Despite their versatility, 99% of creatives start to die inside when they hear the word “interview.” It’s easy to think about interviews like the cardboard of storytelling — you need it to ship the package, but boy is it dull.
How do you take something as common as cardboard and make it feel fresh?
Enter Little Tickets. With this video JetBlue’s creative team took the concept of the interview and made it special again.
I know what you’re thinking: Round of applause for JetBlue, they spent a fortune and made a great ad. Okay, okay. So you’re not JetBlue. And maybe you don’t have a bucket of money to build a Lemony Snicket storefront on the streets of New York (although, that is super cute).
You don’t need to be at that level to take a worn out creative format and made it great. Let’s nerd out a little:

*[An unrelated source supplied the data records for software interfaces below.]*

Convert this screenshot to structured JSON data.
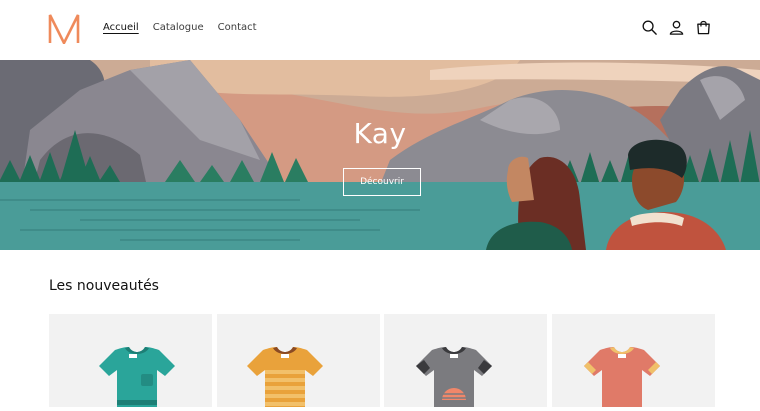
{
  "brand": {
    "logo_alt": "NM",
    "logo_color": "#ef8a5b"
  },
  "nav": {
    "items": [
      {
        "label": "Accueil",
        "active": true
      },
      {
        "label": "Catalogue",
        "active": false
      },
      {
        "label": "Contact",
        "active": false
      }
    ]
  },
  "header_icons": [
    "search-icon",
    "account-icon",
    "cart-icon"
  ],
  "hero": {
    "title": "Kay",
    "button_label": "Découvrir"
  },
  "featured": {
    "title": "Les nouveautés",
    "products": [
      {
        "image": "teal-tshirt-with-pocket",
        "color": "#2aa59a"
      },
      {
        "image": "orange-striped-tshirt",
        "color": "#e9a23b"
      },
      {
        "image": "grey-tshirt-sunset-print",
        "color": "#7b7b7f"
      },
      {
        "image": "coral-tshirt-yellow-trim",
        "color": "#e07a68"
      }
    ]
  }
}
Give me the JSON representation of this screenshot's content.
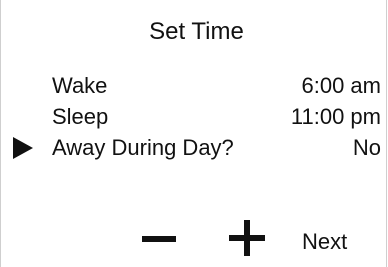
{
  "header": {
    "title": "Set Time"
  },
  "settings": {
    "rows": [
      {
        "label": "Wake",
        "value": "6:00 am",
        "selected": false
      },
      {
        "label": "Sleep",
        "value": "11:00 pm",
        "selected": false
      },
      {
        "label": "Away During Day?",
        "value": "No",
        "selected": true
      }
    ]
  },
  "controls": {
    "decrease_icon": "minus-icon",
    "increase_icon": "plus-icon",
    "selection_icon": "triangle-right-icon",
    "next_label": "Next"
  },
  "colors": {
    "background": "#ffffff",
    "foreground": "#111111",
    "border": "#cfcfcf"
  }
}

Lesson #1: Do the Opposite
The creative brief for Little Tickets could have been, “interviewing prospective customers about airline travel experiences.” That sounds pretty dull. I’m imagining a series of adults talking in annoyed tones about uncomfortable seats and overpriced bottled water.

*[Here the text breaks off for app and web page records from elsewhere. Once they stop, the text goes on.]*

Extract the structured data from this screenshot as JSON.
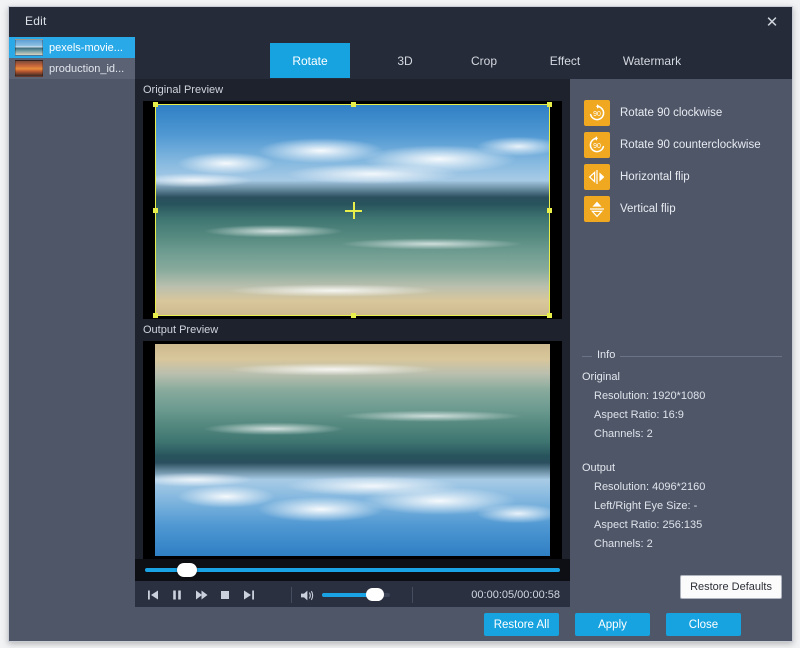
{
  "window": {
    "title": "Edit",
    "close_icon": "close-icon",
    "close_label": "✕"
  },
  "sidebar": {
    "files": [
      {
        "label": "pexels-movie...",
        "thumb": "sea-thumbnail",
        "selected": true
      },
      {
        "label": "production_id...",
        "thumb": "sunset-thumbnail",
        "selected": false
      }
    ]
  },
  "tabs": [
    {
      "label": "Rotate",
      "active": true
    },
    {
      "label": "3D",
      "active": false
    },
    {
      "label": "Crop",
      "active": false
    },
    {
      "label": "Effect",
      "active": false
    },
    {
      "label": "Watermark",
      "active": false
    }
  ],
  "preview": {
    "original_label": "Original Preview",
    "output_label": "Output Preview"
  },
  "transport": {
    "seek_percent": 10,
    "buttons": [
      {
        "name": "previous-button",
        "glyph": "⏮"
      },
      {
        "name": "pause-button",
        "glyph": "⏸"
      },
      {
        "name": "fast-forward-button",
        "glyph": "⏩"
      },
      {
        "name": "stop-button",
        "glyph": "⏹"
      },
      {
        "name": "next-button",
        "glyph": "⏭"
      }
    ],
    "volume_icon": "volume-icon",
    "volume_percent": 78,
    "timecode": "00:00:05/00:00:58"
  },
  "rotate_options": [
    {
      "label": "Rotate 90 clockwise",
      "icon": "rotate-clockwise-icon",
      "badge": "90"
    },
    {
      "label": "Rotate 90 counterclockwise",
      "icon": "rotate-counterclockwise-icon",
      "badge": "90"
    },
    {
      "label": "Horizontal flip",
      "icon": "horizontal-flip-icon",
      "badge": ""
    },
    {
      "label": "Vertical flip",
      "icon": "vertical-flip-icon",
      "badge": ""
    }
  ],
  "info": {
    "legend": "Info",
    "original_heading": "Original",
    "original_rows": [
      "Resolution: 1920*1080",
      "Aspect Ratio: 16:9",
      "Channels: 2"
    ],
    "output_heading": "Output",
    "output_rows": [
      "Resolution: 4096*2160",
      "Left/Right Eye Size: -",
      "Aspect Ratio: 256:135",
      "Channels: 2"
    ]
  },
  "buttons": {
    "restore_defaults": "Restore Defaults",
    "restore_all": "Restore All",
    "apply": "Apply",
    "close": "Close"
  },
  "colors": {
    "accent": "#17a3e0",
    "icon_orange": "#efa820",
    "panel": "#4f5668",
    "dark": "#252b38",
    "crop_border": "#e8ef4a"
  }
}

JetBlue made interviews fresh by doing the opposite of what you would expect:
- Instead of adults, JetBlue interviewed children.
- Instead of deciding for them, they treated the children as the decision makers.
- Instead of kids getting a gift, the kids got to give a gift to their parents.
They were so thorough at doing the opposite, that they even built a whole tiny world as the interview setting for the video.
Lesson #2: Plan a Surprise
Little Tickets also leveraged off of a planned surprise. At the end of each interview the children were given the actual trip that they had dreamed about. It was a surprise ending for both the viewer and the children, and the twist kept the interaction fresh for everyone.
Lesson #3: Lead, Then Follow
The interviewer used a subtle skill that elevated Little Tickets from amusing to heartwarming. Can you guess what it is?
He listened. A good conversation starts with empathy and a genuine desire to understand what the other person is saying. The honest answers the children gave could never have been scripted.
Hive-five to Little Tickets for reinventing the interview!